I seriously considered whether or not I will lie on my death-bed and regret not kissing a giraffe. I decided that I would only regret not taking pictures of my daughter with the giraffe. Besides that, I’m good!

great photo by Danielle

Perspectives on Kenya

Christianity, Photography

Here are our perspectives on our 11 day mission trip to Nairobi, Kenya. We were sure that God had planned this trip for us (me and our 14-year-old daughter, Danielle) and we couldn’t wait to see what would unfold during our time in Africa. Click here to read about how we knew this was the trip for us:

https://coffeewithchristine.wordpress.com/2012/05/06/cake-for-kenya-and-for-jesus-name-sake/

Beautiful sunrise the morning of our departure. Danielle and I early in the morning…not so perky but excited about the adventure ahead

Just at the crack of dawn we met up with our entire team of 17 people. We had great diversity among us, with ages ranging from 14 years old up to early 70’s, and lots in between. Our mission was to bring 100 ukuleles to the students at New Hope School to the slum, Kibera, in Nairobi. Our team planned to teach 6th through 8th grade students how to play the ukulele, ending the week with a uke concert for the community. We planned arts and crafts for the younger students. Most importantly, we would bring the good news of Jesus Christ, that He died to save us from our sins.

Here we are! All 17 of us. Our trip there was long and we had to be rerouted in the U.K. We found out pretty quick how important it was to be flexible and not grumble. This is extremely hard for me when I’m sleep-deprived, but we coped and arrived 48 hours later.

Kenya Airlines, the Pride of Africa

We were picked up in Nairobi and rode a bus to our guest house, which is similar to a bed and breakfast.

Riding the bus to and from points was one of my favorite things about our trip.

I loved the bus! On the bus, we rested, laughed, journaled, prayed, and sang. The first few days we practiced ukulele on the bus. We soon started to wear out of that and it got a little quieter. Our guest house compound was very lush and pretty, in sharp contrast to the Kibera slum, which was dry and dirty. Below are some photos from our compound, showing that there is so much beauty in the little things, if we only look for it and appreciate it.

All of the nature pics above are by Danielle. I’ll show my blossoming photography skills below and in later posts. Notice the difference in the picture quality, comparing the pics above from the ones below. Can you tell which camera is better?

Below are a few images from our first two days in Kenya.

The Kibera children greeted us from far outside their compound and escorted us each day

The children were fascinated by the ukuleles and couldn’t keep their hands from touching, even as we walked up to their compound

The entrance of the Kibera compound has a swing set, and this little boy is enjoying it!

Another view of the inside of Kibera New Hope School compound

Danielle loves the little ones

The beautiful faces of Kibera

Christianity, Photography

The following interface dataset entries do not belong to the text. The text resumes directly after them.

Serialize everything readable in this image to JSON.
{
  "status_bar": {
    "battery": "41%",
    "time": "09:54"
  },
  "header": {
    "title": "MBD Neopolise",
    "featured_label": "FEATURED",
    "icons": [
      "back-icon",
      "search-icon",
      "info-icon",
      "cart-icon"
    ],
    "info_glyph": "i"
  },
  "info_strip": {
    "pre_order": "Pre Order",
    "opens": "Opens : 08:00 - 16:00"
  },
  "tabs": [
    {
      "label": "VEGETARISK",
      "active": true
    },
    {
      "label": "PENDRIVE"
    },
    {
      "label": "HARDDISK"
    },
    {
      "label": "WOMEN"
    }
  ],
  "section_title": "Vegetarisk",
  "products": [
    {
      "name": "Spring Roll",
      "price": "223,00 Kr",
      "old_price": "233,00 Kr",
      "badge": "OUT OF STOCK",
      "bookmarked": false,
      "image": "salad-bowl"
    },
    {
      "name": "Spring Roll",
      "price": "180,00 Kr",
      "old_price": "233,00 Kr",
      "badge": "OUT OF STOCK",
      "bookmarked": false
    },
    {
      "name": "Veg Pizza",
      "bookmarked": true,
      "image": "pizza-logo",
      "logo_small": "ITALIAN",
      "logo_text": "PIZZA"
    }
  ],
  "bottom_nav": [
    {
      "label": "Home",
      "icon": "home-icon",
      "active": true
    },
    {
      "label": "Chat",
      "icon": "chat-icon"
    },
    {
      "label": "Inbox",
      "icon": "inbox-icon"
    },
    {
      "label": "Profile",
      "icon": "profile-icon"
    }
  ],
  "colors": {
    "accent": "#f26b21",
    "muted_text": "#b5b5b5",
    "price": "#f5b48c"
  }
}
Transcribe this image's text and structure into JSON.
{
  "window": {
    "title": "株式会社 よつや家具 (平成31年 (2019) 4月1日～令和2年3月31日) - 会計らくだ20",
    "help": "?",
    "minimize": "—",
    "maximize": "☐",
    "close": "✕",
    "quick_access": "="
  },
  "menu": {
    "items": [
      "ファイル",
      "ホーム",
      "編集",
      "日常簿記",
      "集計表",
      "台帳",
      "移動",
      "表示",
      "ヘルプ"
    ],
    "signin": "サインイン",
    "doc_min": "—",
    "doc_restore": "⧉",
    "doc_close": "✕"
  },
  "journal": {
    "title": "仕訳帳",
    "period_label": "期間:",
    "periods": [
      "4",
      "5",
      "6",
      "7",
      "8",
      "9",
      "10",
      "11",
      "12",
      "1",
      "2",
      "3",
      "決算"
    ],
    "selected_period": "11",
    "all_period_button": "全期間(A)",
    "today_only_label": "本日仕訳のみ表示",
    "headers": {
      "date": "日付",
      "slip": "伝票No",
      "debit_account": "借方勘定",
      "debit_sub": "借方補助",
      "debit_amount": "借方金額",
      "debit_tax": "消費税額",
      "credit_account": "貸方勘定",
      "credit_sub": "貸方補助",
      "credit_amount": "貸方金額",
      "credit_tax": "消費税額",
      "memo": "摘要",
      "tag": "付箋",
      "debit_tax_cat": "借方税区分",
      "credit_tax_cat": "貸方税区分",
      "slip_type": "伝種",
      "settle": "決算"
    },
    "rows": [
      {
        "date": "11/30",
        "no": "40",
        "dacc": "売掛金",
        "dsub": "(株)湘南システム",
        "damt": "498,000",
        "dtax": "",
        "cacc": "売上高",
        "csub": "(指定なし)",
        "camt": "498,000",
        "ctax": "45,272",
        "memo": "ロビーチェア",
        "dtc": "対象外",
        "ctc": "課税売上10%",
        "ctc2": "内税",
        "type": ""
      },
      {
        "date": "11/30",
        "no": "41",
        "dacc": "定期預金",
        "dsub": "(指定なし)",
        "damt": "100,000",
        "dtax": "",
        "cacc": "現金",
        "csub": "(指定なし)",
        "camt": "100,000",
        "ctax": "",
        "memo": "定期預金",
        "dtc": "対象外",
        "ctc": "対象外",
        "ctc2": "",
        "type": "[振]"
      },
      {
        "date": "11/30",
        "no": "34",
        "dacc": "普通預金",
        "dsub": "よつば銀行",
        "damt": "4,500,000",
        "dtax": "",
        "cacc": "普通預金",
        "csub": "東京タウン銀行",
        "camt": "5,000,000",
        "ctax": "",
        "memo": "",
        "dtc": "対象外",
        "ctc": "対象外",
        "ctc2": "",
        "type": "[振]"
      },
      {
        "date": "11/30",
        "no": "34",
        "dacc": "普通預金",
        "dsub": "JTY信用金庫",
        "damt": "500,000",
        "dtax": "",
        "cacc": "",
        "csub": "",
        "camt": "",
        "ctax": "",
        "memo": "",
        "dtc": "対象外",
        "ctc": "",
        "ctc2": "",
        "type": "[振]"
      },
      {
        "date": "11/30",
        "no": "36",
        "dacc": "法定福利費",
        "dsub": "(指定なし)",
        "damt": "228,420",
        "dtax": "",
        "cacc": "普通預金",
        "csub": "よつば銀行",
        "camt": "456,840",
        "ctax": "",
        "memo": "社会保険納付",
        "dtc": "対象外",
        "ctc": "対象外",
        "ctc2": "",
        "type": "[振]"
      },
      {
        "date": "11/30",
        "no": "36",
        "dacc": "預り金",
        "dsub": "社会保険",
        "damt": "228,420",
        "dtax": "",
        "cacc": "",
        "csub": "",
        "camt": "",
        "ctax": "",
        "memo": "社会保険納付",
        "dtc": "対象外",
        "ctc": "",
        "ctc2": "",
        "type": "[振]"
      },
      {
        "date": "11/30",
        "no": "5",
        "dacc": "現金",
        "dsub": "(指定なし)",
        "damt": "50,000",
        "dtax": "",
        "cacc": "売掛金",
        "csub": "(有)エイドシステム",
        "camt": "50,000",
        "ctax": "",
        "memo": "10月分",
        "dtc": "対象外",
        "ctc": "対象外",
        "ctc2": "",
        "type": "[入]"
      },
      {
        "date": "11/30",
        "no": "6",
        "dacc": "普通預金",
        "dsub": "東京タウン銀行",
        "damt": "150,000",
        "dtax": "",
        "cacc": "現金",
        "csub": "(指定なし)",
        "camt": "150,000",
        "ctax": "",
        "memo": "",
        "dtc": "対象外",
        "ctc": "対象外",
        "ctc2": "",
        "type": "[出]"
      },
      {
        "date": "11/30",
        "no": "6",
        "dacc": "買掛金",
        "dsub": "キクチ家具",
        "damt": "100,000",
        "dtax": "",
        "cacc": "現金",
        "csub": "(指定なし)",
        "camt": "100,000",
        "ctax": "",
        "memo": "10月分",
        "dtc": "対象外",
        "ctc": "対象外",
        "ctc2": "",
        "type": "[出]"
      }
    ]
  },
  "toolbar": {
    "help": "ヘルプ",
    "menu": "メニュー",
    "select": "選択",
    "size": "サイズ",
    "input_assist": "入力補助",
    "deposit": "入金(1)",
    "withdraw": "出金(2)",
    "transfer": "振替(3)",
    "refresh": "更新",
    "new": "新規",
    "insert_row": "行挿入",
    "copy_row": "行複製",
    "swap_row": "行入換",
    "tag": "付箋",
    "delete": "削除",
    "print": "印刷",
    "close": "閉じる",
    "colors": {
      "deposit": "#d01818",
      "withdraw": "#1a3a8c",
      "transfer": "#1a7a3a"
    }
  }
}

Kibera is one of the poorest and largest slums in Kenya, with an estimated one million people per one square mile. The last week and a half Danielle and I spent our days at Kibera in Nairobi, with the children at New Hope School. Here are some of the beautiful faces of the Kibera children:

We brought 100 ukuleles and taught the junior high students all week. It was amazing to see how quickly they learned!

Curious onlookers kept peeking into the building while we took a break for lunch.